Required work -
Count every line below containing "generate"; state the number only.

»»

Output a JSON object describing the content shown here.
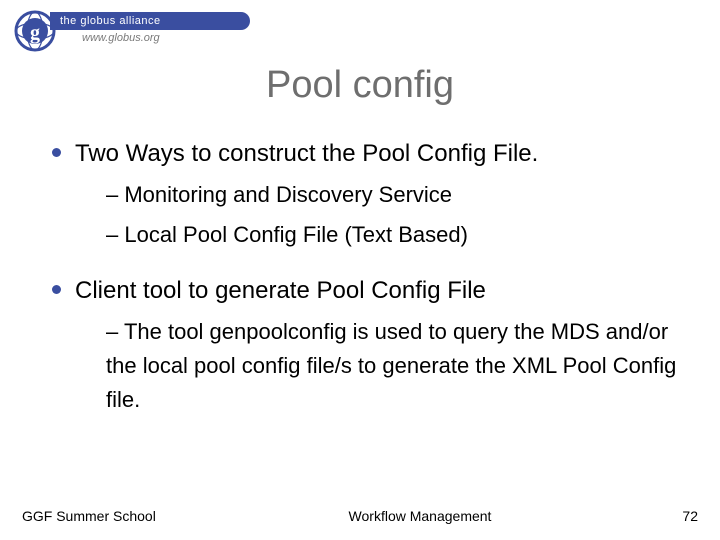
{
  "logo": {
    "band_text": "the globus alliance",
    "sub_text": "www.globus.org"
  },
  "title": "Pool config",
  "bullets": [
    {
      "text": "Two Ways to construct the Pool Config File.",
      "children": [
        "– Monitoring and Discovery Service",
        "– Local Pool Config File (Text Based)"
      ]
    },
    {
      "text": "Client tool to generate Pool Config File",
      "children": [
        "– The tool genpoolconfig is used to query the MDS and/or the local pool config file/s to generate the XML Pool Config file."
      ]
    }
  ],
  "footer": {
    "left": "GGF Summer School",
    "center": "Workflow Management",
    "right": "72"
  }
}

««
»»

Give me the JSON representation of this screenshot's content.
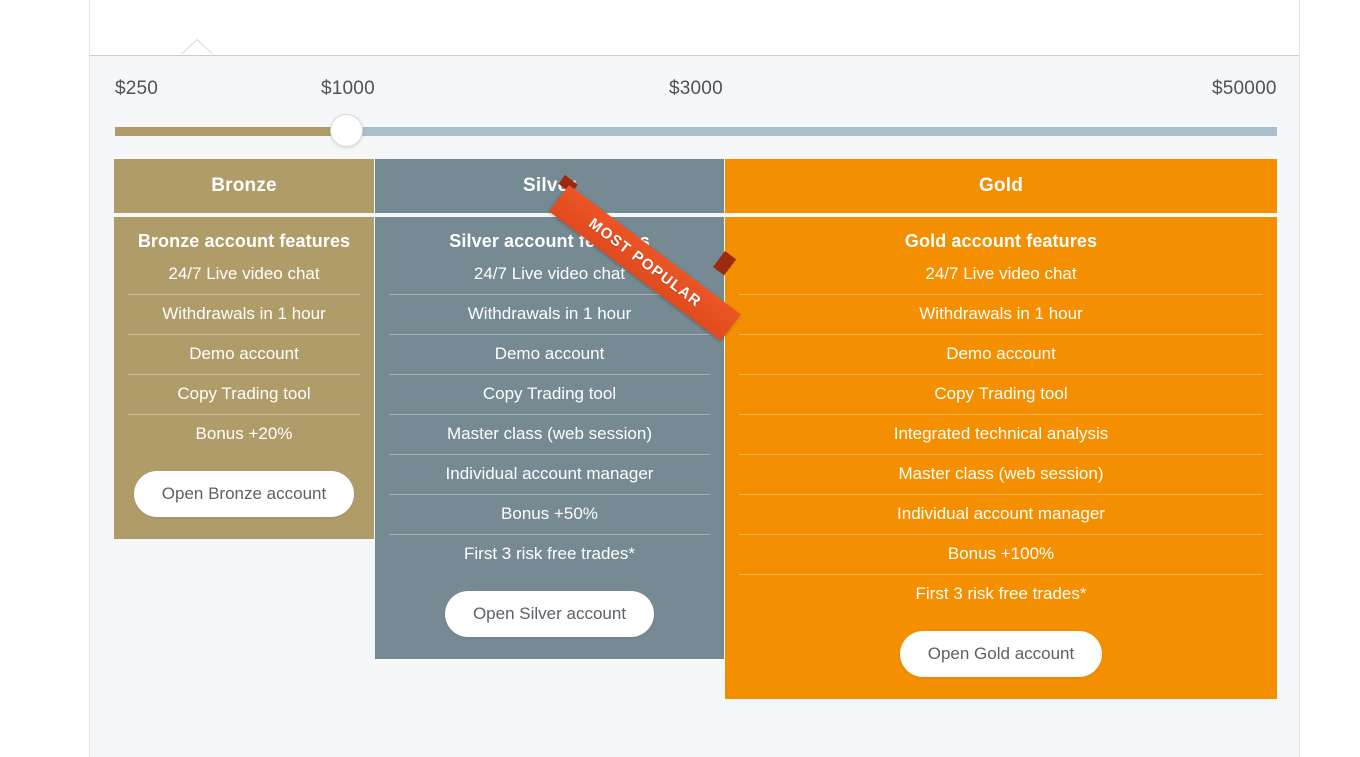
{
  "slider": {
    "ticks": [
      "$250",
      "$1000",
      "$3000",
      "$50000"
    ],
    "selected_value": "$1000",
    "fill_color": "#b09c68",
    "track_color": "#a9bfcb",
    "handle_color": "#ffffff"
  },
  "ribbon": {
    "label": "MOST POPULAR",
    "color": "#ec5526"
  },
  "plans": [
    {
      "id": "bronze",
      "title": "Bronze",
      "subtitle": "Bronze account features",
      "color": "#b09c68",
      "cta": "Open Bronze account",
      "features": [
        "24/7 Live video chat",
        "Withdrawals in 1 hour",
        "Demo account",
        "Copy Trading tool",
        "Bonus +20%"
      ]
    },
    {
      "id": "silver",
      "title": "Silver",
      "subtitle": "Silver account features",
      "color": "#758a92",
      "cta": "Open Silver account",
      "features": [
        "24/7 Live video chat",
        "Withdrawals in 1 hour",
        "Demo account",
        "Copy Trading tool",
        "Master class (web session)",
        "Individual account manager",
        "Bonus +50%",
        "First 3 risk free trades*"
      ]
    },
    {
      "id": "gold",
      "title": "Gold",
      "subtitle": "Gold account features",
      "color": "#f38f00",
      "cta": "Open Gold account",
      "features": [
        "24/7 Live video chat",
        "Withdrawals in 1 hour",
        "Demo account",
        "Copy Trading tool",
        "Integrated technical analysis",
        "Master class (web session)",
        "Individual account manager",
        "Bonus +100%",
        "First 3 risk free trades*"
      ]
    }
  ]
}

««

Your solution -
2